Hot melt extrusion (HME) has increased in prominence throughout the pharmaceutical industry as an innovative approach in developing solid dispersion dosage forms that enhance the bioavailability of poorly soluble drugs. This feature, coupled with its ability to incorporate taste masking of bitter active pharmaceutical ingredients (APIs), makes HME an excellent alternative to other conventionally available techniques such as roll spinning and spray drying.

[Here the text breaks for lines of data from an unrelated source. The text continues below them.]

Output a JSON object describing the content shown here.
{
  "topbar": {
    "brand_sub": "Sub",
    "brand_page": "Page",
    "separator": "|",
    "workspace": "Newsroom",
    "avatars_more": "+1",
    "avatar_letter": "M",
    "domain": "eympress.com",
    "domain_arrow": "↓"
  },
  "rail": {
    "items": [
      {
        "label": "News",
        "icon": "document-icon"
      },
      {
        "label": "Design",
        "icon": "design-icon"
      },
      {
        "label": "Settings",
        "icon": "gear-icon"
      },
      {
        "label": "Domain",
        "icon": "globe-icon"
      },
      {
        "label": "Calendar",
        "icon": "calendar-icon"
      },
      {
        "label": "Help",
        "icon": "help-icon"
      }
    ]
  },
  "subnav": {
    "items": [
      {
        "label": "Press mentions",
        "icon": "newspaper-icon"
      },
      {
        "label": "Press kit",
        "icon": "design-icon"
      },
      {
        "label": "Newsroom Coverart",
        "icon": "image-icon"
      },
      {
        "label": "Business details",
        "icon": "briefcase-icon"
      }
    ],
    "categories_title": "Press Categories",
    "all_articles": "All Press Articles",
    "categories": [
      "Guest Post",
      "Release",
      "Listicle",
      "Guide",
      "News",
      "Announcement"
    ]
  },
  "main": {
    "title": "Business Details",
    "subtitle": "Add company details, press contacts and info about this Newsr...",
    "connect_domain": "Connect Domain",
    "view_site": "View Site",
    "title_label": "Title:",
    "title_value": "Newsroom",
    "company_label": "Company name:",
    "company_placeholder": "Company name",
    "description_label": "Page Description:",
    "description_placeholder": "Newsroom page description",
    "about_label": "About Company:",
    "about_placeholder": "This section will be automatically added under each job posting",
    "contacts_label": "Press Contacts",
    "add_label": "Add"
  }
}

More recently, a study reported on the popular nonsteroidal anti-inflammatory drug Ibuprofen, which they embedded in a methacrylate copolymer matrix to produce solid dispersions via HME processing. The resulting granules were then made into orally disintegrating tablets. In this study, taste masking was achieved through intermolecular forces (hydrogen bonding) between the active substance and the polymer matrix by processing oppositely charged compounds through HME. The taste and sensory evaluation in human volunteers demonstrated excellence in masking the bitter active and improved tablet palatability overall.
HME may be the solution needed to improve medication administration compliance. Who wouldn’t rather have strawberry or grape flavored medications?
What other challenges does taste masking face?